◆ Work required ◆
Every entry should be copied exactly, with nothing added or dropped.

◆ Exercise input ◆
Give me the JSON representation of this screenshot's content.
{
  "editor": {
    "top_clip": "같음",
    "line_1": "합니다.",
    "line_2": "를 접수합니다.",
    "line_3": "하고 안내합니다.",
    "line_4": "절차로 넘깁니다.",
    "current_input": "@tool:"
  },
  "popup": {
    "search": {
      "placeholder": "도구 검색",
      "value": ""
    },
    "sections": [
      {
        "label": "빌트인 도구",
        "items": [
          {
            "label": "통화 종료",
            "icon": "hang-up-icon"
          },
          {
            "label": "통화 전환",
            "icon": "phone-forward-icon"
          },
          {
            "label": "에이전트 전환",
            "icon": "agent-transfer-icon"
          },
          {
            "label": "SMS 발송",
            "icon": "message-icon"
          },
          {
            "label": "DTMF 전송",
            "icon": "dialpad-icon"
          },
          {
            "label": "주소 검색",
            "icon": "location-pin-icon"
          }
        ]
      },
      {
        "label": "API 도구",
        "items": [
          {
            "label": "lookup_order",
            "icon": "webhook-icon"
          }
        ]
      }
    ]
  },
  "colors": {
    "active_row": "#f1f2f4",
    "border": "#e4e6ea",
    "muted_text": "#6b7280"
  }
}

◆ Response ◆
Give me the JSON representation of this screenshot's content.
{
  "editor": {
    "top_clip": "같음",
    "line_1": "합니다.",
    "line_2": "를 접수합니다.",
    "line_3": "하고 안내합니다.",
    "line_4": "절차로 넘깁니다.",
    "current_input": "@tool:"
  },
  "popup": {
    "search": {
      "placeholder": "도구 검색",
      "value": ""
    },
    "sections": [
      {
        "label": "빌트인 도구",
        "items": [
          {
            "label": "통화 종료",
            "icon": "hang-up-icon"
          },
          {
            "label": "통화 전환",
            "icon": "phone-forward-icon"
          },
          {
            "label": "에이전트 전환",
            "icon": "agent-transfer-icon"
          },
          {
            "label": "SMS 발송",
            "icon": "message-icon"
          },
          {
            "label": "DTMF 전송",
            "icon": "dialpad-icon"
          },
          {
            "label": "주소 검색",
            "icon": "location-pin-icon"
          }
        ]
      },
      {
        "label": "API 도구",
        "items": [
          {
            "label": "lookup_order",
            "icon": "webhook-icon"
          }
        ]
      }
    ]
  },
  "colors": {
    "active_row": "#f1f2f4",
    "border": "#e4e6ea",
    "muted_text": "#6b7280"
  }
}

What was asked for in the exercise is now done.